BLOOMINGTON -- Hockey players served breakfast at Bloomington Junior High School students while the Cat in the Hat whirled through Irving Elementary School’s cafeteria as students ate green eggs and ham.
It was all part of a plan to encourage healthy eating. On other days, whole grain bread, low fat milk, vegetables and fruit speak for themselves as part of new federal nutrition standards.
Irving fourth-grader Aakiah Sylvester likes eating breakfast and lunch at school and is among about 200 students who eat breakfast there every day.
“This is my favorite,” she said of the green eggs and ham.

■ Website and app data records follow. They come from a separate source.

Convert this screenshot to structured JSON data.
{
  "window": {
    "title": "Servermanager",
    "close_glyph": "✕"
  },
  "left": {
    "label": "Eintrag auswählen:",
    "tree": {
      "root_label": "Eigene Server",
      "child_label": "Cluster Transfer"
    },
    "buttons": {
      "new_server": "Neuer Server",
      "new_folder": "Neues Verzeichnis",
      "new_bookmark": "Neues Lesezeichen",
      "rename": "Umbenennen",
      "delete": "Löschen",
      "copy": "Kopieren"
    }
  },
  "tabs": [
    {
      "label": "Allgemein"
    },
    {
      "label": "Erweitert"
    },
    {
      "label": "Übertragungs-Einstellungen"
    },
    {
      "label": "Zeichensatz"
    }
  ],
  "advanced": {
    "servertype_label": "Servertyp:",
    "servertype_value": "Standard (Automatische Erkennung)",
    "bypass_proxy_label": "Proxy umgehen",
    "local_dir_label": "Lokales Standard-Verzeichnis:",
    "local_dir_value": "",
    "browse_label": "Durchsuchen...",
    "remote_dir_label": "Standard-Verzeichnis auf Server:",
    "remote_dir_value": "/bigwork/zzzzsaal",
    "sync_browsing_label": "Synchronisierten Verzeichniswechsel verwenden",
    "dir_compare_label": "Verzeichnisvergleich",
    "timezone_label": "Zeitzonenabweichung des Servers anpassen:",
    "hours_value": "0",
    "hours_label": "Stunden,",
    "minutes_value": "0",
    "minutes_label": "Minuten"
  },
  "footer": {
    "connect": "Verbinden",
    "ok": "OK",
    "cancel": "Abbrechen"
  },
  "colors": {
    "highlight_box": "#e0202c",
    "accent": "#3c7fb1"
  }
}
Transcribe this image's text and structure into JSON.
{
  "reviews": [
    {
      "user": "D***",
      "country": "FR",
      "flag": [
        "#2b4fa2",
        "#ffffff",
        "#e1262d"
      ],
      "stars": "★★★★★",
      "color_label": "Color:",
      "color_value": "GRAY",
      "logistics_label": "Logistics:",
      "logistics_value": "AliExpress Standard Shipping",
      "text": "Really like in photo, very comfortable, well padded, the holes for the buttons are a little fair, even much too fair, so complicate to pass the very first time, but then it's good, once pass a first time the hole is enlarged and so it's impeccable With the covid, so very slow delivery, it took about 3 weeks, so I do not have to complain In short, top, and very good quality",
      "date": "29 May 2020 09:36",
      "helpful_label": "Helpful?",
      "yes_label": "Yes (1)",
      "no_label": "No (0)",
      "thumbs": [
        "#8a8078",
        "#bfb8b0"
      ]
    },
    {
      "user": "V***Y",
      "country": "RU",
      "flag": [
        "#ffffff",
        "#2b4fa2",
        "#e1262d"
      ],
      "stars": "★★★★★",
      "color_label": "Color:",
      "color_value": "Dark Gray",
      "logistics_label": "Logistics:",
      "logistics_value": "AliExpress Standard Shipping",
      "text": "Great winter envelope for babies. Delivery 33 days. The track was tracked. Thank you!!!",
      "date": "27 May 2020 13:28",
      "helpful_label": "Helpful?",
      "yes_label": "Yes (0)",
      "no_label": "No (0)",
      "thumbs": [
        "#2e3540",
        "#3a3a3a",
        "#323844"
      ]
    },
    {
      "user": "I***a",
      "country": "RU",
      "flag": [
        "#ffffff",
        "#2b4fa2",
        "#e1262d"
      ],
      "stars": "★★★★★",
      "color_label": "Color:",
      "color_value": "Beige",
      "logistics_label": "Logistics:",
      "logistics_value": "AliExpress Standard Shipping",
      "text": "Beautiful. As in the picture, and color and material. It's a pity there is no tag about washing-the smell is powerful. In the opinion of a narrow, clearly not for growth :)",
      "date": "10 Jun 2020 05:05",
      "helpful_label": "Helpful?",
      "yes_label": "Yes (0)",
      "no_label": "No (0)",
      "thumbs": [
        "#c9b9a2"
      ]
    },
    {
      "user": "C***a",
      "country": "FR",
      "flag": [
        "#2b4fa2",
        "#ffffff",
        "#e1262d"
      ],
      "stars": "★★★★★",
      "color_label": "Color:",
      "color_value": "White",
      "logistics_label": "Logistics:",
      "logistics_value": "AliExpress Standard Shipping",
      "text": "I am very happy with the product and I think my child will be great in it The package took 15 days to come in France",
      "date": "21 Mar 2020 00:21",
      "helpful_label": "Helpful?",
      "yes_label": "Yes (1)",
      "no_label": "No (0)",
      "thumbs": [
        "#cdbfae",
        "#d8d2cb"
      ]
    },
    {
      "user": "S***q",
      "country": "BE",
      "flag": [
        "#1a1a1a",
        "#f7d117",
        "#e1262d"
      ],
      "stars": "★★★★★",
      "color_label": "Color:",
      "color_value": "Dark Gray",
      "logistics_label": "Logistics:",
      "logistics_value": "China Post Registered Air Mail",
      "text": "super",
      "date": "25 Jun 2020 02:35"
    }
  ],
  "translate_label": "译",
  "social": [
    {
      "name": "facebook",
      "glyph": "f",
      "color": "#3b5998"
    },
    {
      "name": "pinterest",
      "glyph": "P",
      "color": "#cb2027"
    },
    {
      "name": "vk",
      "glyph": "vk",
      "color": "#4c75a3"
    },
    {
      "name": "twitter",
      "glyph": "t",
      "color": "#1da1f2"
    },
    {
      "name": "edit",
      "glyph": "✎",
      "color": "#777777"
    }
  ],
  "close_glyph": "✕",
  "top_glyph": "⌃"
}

District 87 food services director Julie McCoy said some managers worried kids wouldn’t like the healthy choices or would bring something less-healthy from home, but that hasn’t been the case.
The new menu offers leaner proteins, more fruit and low fat or skim milk. Certain foods, like bagels, are smaller, so they meet lower calorie counts.
McCoy said students’ food intake hasn’t decreased and, in fact, actually increased in some areas.
“We have to be a role model to set an example for kids” every day, she said, not just during a national healthy-food promotion in March.
Still, the push brought celebrity servers — police, firefighters and Bloomington Blaze players — mixed with daily nutrition awareness.
The federal requirements call not only for more vegetables, but for specific numbers of different types of vegetables: dark green, for example, or a type of bean.
“We do a lot of taste testing and let the students be part of it” when items are introduced, McCoy said.
“They are pretty interested in trying vegetables,” agreed Irving food manager Lucy Abbott.
Abbott said the new rules have been “no problem.”
“A lot of it is Mrs. Obama,” she said, with students taking to heart the First Lady’s encouragement to eat healthy foods and exercise.
At Irving, Abbott promotes “clean your tray,” which encourages students to eat an entire serving of fruit or vegetables. Those with a “lucky tray” win pencils, books and stuffed toys.
Brightly colored stars, which list students’ breakfast foods, hang from the ceiling.
At the junior high, sixth-grader Dylan Fosdick got an apple with his breakfast — along with an autograph from Blaze defenseman Aaron Dawson, Peoria.
At 61/2 feet and 220 pounds, it’s likely he ate his vegetables.